Journal of Vestibular Research: Equilibrium and Orientation, vol.27, no.2-3, pp.147-153, 2017 (SCI-Expanded)
© 2017 - IOS Press and the authors. All rights reserved.BACKGROUND: Vascular loops of the anterior-inferior cerebellar artery (AICA) at the cerebellopontine angle (CPA) are considered related to auditory-vestibular symptoms. Clinical association of these anatomical aberrations, which can be grouped together as vascular compression syndromes, is controversial. Magnetic resonance imaging (MRI) is widely used to visualize this anatomical region, given its high sensitivity and specificity.

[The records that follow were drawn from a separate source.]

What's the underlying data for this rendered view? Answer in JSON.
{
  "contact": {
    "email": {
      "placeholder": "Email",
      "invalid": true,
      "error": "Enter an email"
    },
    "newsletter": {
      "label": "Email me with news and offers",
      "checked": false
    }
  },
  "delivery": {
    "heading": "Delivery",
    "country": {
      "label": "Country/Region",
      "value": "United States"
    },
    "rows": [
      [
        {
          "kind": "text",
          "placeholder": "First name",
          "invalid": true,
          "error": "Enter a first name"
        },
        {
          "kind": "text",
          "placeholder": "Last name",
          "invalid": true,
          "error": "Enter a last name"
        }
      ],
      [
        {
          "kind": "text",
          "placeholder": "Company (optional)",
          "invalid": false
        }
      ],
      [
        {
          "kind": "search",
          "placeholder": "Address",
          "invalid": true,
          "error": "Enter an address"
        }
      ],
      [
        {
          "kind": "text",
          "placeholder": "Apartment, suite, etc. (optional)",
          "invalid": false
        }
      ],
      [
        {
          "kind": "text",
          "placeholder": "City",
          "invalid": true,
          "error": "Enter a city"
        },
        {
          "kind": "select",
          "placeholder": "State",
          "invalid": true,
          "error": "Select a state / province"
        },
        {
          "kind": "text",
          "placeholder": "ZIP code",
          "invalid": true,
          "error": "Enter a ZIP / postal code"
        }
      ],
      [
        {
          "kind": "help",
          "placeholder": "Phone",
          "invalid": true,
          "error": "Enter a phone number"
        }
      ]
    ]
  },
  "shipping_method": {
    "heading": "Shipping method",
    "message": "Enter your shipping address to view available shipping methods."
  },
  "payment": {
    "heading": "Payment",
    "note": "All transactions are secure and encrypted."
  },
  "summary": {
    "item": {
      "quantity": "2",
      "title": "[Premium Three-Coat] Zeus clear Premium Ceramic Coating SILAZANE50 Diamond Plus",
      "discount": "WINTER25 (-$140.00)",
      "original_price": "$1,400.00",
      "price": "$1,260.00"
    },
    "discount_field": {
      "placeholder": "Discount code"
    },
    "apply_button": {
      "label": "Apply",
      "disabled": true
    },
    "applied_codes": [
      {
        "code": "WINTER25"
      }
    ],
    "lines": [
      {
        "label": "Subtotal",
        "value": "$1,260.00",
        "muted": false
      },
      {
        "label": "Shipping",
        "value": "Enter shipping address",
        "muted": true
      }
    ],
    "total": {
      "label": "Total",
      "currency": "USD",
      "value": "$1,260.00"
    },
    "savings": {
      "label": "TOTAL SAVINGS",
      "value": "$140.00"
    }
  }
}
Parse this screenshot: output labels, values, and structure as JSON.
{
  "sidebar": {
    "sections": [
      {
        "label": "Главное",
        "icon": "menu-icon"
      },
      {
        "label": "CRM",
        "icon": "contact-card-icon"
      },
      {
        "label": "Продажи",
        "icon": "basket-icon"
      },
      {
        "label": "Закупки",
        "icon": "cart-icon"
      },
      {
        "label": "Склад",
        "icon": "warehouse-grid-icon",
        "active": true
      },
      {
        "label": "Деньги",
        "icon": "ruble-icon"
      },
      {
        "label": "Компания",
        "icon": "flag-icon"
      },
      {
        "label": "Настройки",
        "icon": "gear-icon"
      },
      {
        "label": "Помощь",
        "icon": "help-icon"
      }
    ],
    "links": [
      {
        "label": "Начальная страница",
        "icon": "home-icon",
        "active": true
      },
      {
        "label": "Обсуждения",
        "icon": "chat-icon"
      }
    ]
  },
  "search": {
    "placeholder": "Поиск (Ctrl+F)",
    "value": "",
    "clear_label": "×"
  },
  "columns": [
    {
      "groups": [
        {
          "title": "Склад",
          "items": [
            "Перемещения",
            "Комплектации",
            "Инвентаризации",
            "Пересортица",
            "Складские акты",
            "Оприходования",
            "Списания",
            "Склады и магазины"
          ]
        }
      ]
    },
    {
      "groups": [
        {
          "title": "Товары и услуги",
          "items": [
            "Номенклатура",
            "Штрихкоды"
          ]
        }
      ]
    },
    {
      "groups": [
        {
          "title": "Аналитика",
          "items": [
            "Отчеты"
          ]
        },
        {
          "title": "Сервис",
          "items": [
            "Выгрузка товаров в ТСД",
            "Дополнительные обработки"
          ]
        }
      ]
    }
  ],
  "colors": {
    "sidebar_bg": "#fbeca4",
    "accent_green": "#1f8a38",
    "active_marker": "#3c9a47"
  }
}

OBJECTIVE: To elucidate the clinical relationship of vertigo symptoms with vascular loop compression syndrome by evaluating the neurovascular contacts of the vestibulocochlear nerve (VCN) and AICA at the CPA and internal auditory canal via high-resolution MRI. METHODS: The study included 417 patients (178 with vertigo and 239 without vertigo) undergoing MRI for various clinical causes. MRI scans were assessed to study the presence of vascular abnormalities at the CPA. RESULTS: According to our findings, type 1 vascular variation was observed most frequently in both sides. MRI findings were similar for the patients with and without vertigo. CONCLUSIONS: Identifying the prevalence of the vascular loops of the AICA primarily depends on diagnostic technique, and our results identified a slightly higher prevalence than those of previous studies, which might be partly related to the high-sensitivity of 3-dimensional T2-weighted MRI.